|International Classification||H04L12/58, H04N1/00, H04N1/32|
|Cooperative Classification||H04L51/28, H04N1/3201, H04L51/12, H04N1/00204, H04N1/32005, H04N2201/0039, H04N1/32016, H04N1/32021, H04N1/00244|
|European Classification||H04N1/32A2, H04N1/00C3K, H04N1/32A3, H04N1/32A4, H04N1/00C3, H04N1/32A, H04L12/58F|
|Nov 17, 2003||AS||Assignment|
Owner name: RICOH COMPANY, LTD., JAPAN
Free format text: ASSIGNMENT OF ASSIGNORS INTEREST;ASSIGNOR:MAEMURA, KOHICHIROH;REEL/FRAME:014723/0329

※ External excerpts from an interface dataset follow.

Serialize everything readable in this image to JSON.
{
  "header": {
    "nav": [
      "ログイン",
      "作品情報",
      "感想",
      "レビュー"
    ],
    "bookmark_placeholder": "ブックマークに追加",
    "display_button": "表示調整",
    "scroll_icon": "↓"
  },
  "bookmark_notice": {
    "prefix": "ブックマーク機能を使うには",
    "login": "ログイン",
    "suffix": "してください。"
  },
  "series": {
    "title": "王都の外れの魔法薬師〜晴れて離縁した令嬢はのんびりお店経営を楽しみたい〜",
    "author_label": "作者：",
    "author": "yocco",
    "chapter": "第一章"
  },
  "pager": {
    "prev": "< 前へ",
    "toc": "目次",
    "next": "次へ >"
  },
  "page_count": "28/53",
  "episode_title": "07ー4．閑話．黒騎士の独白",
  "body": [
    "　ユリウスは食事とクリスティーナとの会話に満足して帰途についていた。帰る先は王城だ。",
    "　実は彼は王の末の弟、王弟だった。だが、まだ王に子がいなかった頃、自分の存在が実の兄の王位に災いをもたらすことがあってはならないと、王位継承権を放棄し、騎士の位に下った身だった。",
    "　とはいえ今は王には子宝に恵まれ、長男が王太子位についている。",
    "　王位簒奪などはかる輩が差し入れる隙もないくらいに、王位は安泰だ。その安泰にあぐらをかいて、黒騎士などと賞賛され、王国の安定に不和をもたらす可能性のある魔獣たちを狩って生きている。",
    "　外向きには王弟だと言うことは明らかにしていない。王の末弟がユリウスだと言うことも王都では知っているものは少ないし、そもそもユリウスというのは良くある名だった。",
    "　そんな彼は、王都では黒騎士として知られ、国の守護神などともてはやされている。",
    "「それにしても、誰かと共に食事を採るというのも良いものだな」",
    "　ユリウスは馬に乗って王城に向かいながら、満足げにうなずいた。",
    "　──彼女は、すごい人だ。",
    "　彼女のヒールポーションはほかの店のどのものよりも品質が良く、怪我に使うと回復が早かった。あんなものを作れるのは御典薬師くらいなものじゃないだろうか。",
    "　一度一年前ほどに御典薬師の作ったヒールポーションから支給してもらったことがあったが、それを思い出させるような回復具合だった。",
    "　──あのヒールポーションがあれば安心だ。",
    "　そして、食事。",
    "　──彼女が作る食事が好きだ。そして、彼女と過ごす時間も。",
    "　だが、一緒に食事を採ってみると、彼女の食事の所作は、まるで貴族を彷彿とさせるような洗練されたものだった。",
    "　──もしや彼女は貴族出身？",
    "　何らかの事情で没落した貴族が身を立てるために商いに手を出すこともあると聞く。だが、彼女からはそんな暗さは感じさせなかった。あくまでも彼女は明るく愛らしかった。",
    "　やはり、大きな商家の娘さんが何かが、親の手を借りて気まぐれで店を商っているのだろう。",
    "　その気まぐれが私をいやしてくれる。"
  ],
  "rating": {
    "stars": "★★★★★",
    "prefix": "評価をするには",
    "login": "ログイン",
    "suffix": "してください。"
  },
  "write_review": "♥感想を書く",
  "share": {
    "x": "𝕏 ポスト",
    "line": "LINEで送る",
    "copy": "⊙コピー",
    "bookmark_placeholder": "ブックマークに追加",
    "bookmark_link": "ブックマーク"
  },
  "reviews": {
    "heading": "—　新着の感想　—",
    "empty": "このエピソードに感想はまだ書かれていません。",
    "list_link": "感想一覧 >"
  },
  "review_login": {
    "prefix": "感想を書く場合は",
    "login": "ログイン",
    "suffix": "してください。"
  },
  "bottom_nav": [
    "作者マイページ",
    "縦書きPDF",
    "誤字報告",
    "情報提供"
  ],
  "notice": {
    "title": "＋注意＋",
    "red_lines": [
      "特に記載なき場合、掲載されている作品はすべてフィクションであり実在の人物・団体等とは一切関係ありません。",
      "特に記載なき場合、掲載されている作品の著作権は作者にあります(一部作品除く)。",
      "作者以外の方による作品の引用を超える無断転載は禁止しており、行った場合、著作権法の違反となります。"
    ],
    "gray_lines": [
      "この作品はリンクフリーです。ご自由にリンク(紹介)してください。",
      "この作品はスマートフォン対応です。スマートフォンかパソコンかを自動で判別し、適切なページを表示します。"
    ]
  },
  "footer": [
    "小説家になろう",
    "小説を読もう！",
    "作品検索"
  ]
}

Effective date: 20031104
|Jan 24, 2012||FPAY||Fee payment|
Year of fee payment: 4